◆ WORK ORDER
Begin your copy at the line that holds "What's the underlying" and carry it through the final line of the data, writing out each line exactly and omitting pictures.

[Website and app data records]
·····

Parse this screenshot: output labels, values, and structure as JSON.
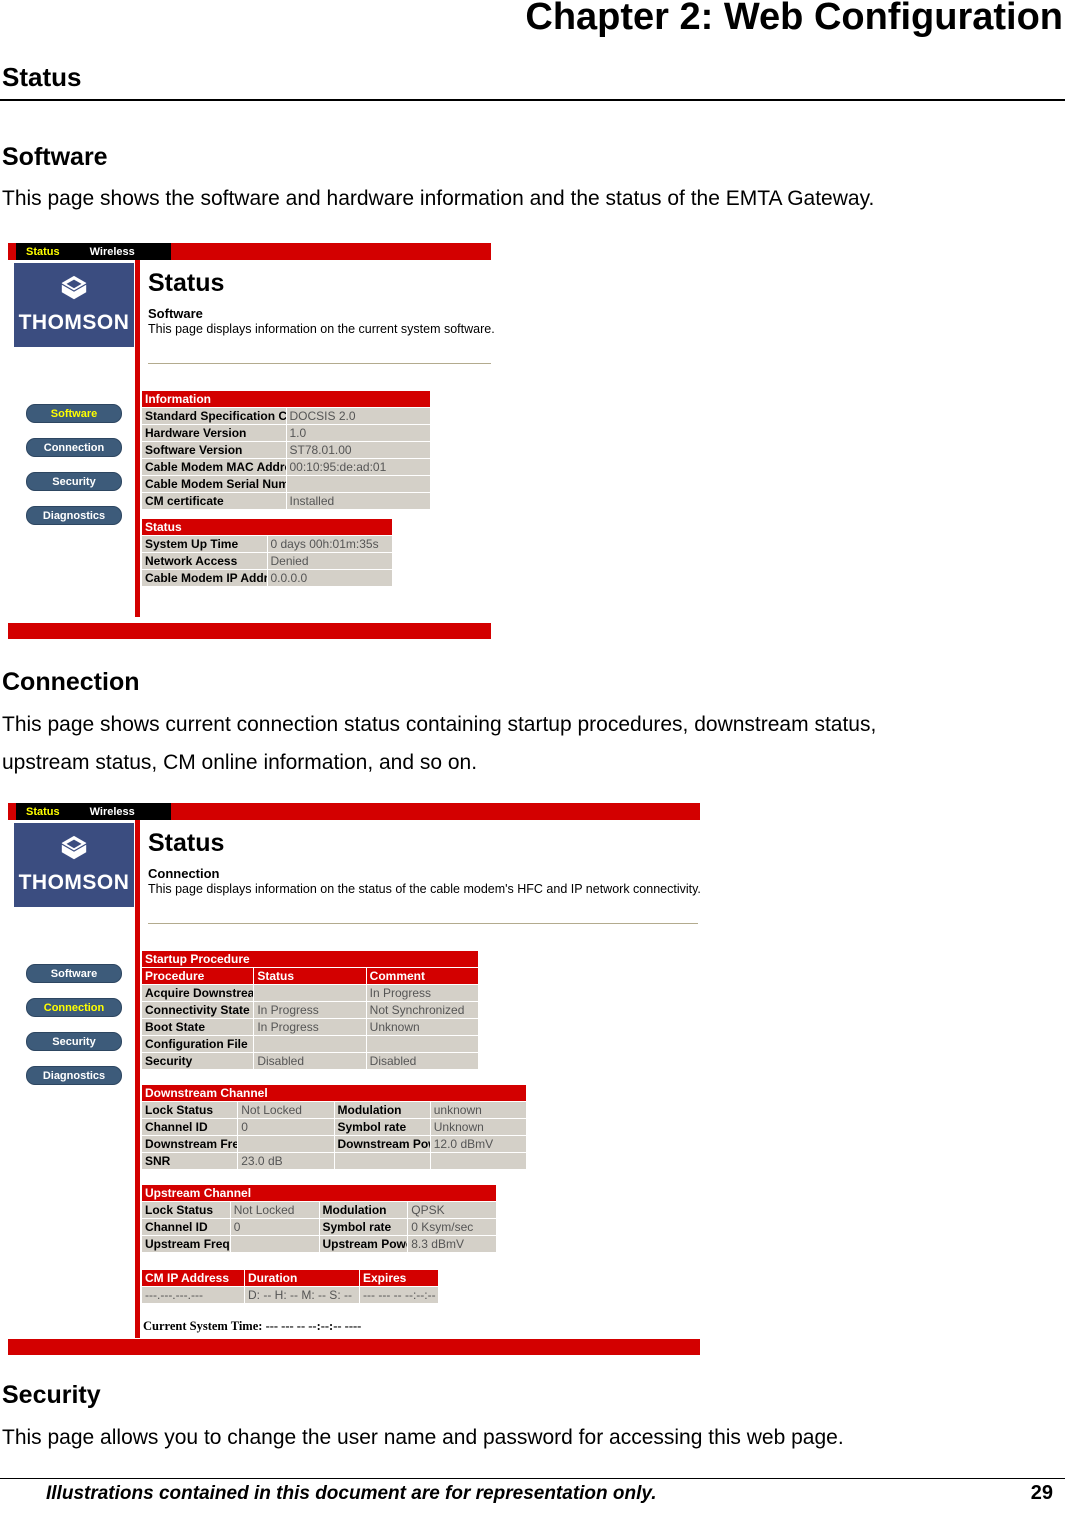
{
  "document": {
    "chapter_title": "Chapter  2: Web Configuration",
    "section_heading": "Status",
    "page_number": "29",
    "footer_note": "Illustrations contained in this document are for representation only.",
    "blocks": {
      "software_heading": "Software",
      "software_para": "This page shows the software and hardware information and the status of the EMTA Gateway.",
      "connection_heading": "Connection",
      "connection_para_line1": "This page shows current connection status containing startup procedures, downstream status,",
      "connection_para_line2": "upstream status, CM online information, and so on.",
      "security_heading": "Security",
      "security_para": "This page allows you to change the user name and password for accessing this web page."
    }
  },
  "colors": {
    "brand_red": "#d30000",
    "logo_blue": "#3b4d80",
    "button_blue": "#3d5b7a",
    "active_yellow": "#ffff00",
    "table_grey": "#d4d0c8"
  },
  "screenshot_software": {
    "topnav": {
      "status": "Status",
      "wireless": "Wireless"
    },
    "logo": {
      "brand": "THOMSON",
      "mark": "thomson-cube-logo"
    },
    "sidebar": [
      {
        "label": "Software",
        "active": true
      },
      {
        "label": "Connection",
        "active": false
      },
      {
        "label": "Security",
        "active": false
      },
      {
        "label": "Diagnostics",
        "active": false
      }
    ],
    "header": {
      "title": "Status",
      "subtitle": "Software",
      "description": "This page displays information on the current system software."
    },
    "information_table": {
      "section": "Information",
      "rows": [
        {
          "label": "Standard Specification Compliant",
          "value": "DOCSIS 2.0"
        },
        {
          "label": "Hardware Version",
          "value": "1.0"
        },
        {
          "label": "Software Version",
          "value": "ST78.01.00"
        },
        {
          "label": "Cable Modem MAC Address",
          "value": "00:10:95:de:ad:01"
        },
        {
          "label": "Cable Modem Serial Number",
          "value": ""
        },
        {
          "label": "CM certificate",
          "value": "Installed"
        }
      ]
    },
    "status_table": {
      "section": "Status",
      "rows": [
        {
          "label": "System Up Time",
          "value": "0 days 00h:01m:35s"
        },
        {
          "label": "Network Access",
          "value": "Denied"
        },
        {
          "label": "Cable Modem IP Address",
          "value": "0.0.0.0"
        }
      ]
    }
  },
  "screenshot_connection": {
    "topnav": {
      "status": "Status",
      "wireless": "Wireless"
    },
    "logo": {
      "brand": "THOMSON",
      "mark": "thomson-cube-logo"
    },
    "sidebar": [
      {
        "label": "Software",
        "active": false
      },
      {
        "label": "Connection",
        "active": true
      },
      {
        "label": "Security",
        "active": false
      },
      {
        "label": "Diagnostics",
        "active": false
      }
    ],
    "header": {
      "title": "Status",
      "subtitle": "Connection",
      "description": "This page displays information on the status of the cable modem's HFC and IP network connectivity."
    },
    "startup_table": {
      "section": "Startup Procedure",
      "columns": [
        "Procedure",
        "Status",
        "Comment"
      ],
      "rows": [
        {
          "procedure": "Acquire Downstream Channel",
          "status": "",
          "comment": "In Progress"
        },
        {
          "procedure": "Connectivity State",
          "status": "In Progress",
          "comment": "Not Synchronized"
        },
        {
          "procedure": "Boot State",
          "status": "In Progress",
          "comment": "Unknown"
        },
        {
          "procedure": "Configuration File",
          "status": "",
          "comment": ""
        },
        {
          "procedure": "Security",
          "status": "Disabled",
          "comment": "Disabled"
        }
      ]
    },
    "downstream_table": {
      "section": "Downstream Channel",
      "rows": [
        {
          "label1": "Lock Status",
          "value1": "Not Locked",
          "label2": "Modulation",
          "value2": "unknown"
        },
        {
          "label1": "Channel ID",
          "value1": "0",
          "label2": "Symbol rate",
          "value2": "Unknown"
        },
        {
          "label1": "Downstream Frequency",
          "value1": "",
          "label2": "Downstream Power",
          "value2": "12.0 dBmV"
        },
        {
          "label1": "SNR",
          "value1": "23.0 dB",
          "label2": "",
          "value2": ""
        }
      ]
    },
    "upstream_table": {
      "section": "Upstream Channel",
      "rows": [
        {
          "label1": "Lock Status",
          "value1": "Not Locked",
          "label2": "Modulation",
          "value2": "QPSK"
        },
        {
          "label1": "Channel ID",
          "value1": "0",
          "label2": "Symbol rate",
          "value2": "0 Ksym/sec"
        },
        {
          "label1": "Upstream Frequency",
          "value1": "",
          "label2": "Upstream Power",
          "value2": "8.3 dBmV"
        }
      ]
    },
    "cmip_table": {
      "columns": [
        "CM IP Address",
        "Duration",
        "Expires"
      ],
      "row": {
        "cm_ip_address": "---.---.---.---",
        "duration": "D: -- H: -- M: -- S: --",
        "expires": "--- --- -- --:--:-- ----"
      }
    },
    "system_time": {
      "label": "Current System Time:",
      "value": "--- --- -- --:--:-- ----"
    }
  }
}
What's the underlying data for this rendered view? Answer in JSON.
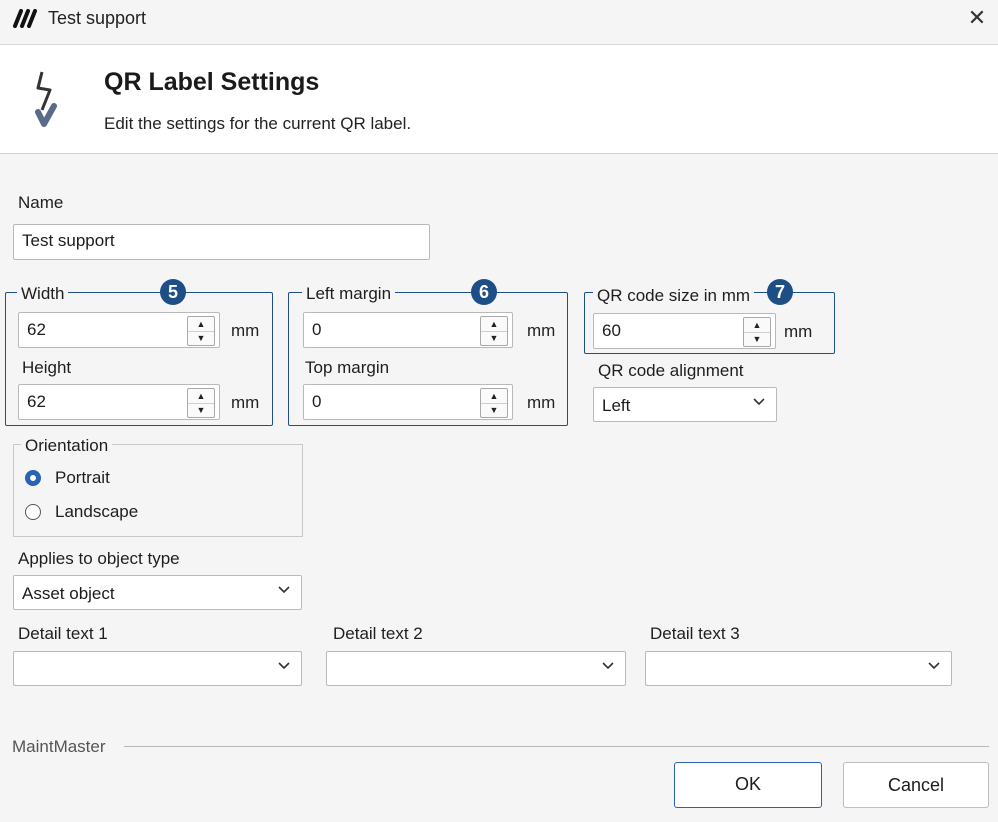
{
  "window": {
    "title": "Test support",
    "close_symbol": "✕"
  },
  "header": {
    "title": "QR Label Settings",
    "subtitle": "Edit the settings for the current QR label."
  },
  "form": {
    "name_label": "Name",
    "name_value": "Test support",
    "size_group": {
      "badge": "5",
      "width_label": "Width",
      "width_value": "62",
      "height_label": "Height",
      "height_value": "62",
      "unit": "mm"
    },
    "margin_group": {
      "badge": "6",
      "left_label": "Left margin",
      "left_value": "0",
      "top_label": "Top margin",
      "top_value": "0",
      "unit": "mm"
    },
    "qr_group": {
      "badge": "7",
      "size_label": "QR code size in mm",
      "size_value": "60",
      "unit": "mm"
    },
    "alignment": {
      "label": "QR code alignment",
      "value": "Left"
    },
    "orientation": {
      "label": "Orientation",
      "options": [
        "Portrait",
        "Landscape"
      ],
      "selected": "Portrait"
    },
    "object_type": {
      "label": "Applies to object type",
      "value": "Asset object"
    },
    "detail1": {
      "label": "Detail text 1",
      "value": ""
    },
    "detail2": {
      "label": "Detail text 2",
      "value": ""
    },
    "detail3": {
      "label": "Detail text 3",
      "value": ""
    }
  },
  "footer": {
    "brand": "MaintMaster",
    "ok_label": "OK",
    "cancel_label": "Cancel"
  },
  "colors": {
    "accent": "#1d4f86",
    "primary_button_border": "#2a62b8",
    "radio_selected": "#2a62b8"
  }
}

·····

◆ EXERCISE RESULT
What's the underlying data for this rendered view? Answer in JSON.
{
  "window": {
    "title": "Test support",
    "close_symbol": "✕"
  },
  "header": {
    "title": "QR Label Settings",
    "subtitle": "Edit the settings for the current QR label."
  },
  "form": {
    "name_label": "Name",
    "name_value": "Test support",
    "size_group": {
      "badge": "5",
      "width_label": "Width",
      "width_value": "62",
      "height_label": "Height",
      "height_value": "62",
      "unit": "mm"
    },
    "margin_group": {
      "badge": "6",
      "left_label": "Left margin",
      "left_value": "0",
      "top_label": "Top margin",
      "top_value": "0",
      "unit": "mm"
    },
    "qr_group": {
      "badge": "7",
      "size_label": "QR code size in mm",
      "size_value": "60",
      "unit": "mm"
    },
    "alignment": {
      "label": "QR code alignment",
      "value": "Left"
    },
    "orientation": {
      "label": "Orientation",
      "options": [
        "Portrait",
        "Landscape"
      ],
      "selected": "Portrait"
    },
    "object_type": {
      "label": "Applies to object type",
      "value": "Asset object"
    },
    "detail1": {
      "label": "Detail text 1",
      "value": ""
    },
    "detail2": {
      "label": "Detail text 2",
      "value": ""
    },
    "detail3": {
      "label": "Detail text 3",
      "value": ""
    }
  },
  "footer": {
    "brand": "MaintMaster",
    "ok_label": "OK",
    "cancel_label": "Cancel"
  },
  "colors": {
    "accent": "#1d4f86",
    "primary_button_border": "#2a62b8",
    "radio_selected": "#2a62b8"
  }
}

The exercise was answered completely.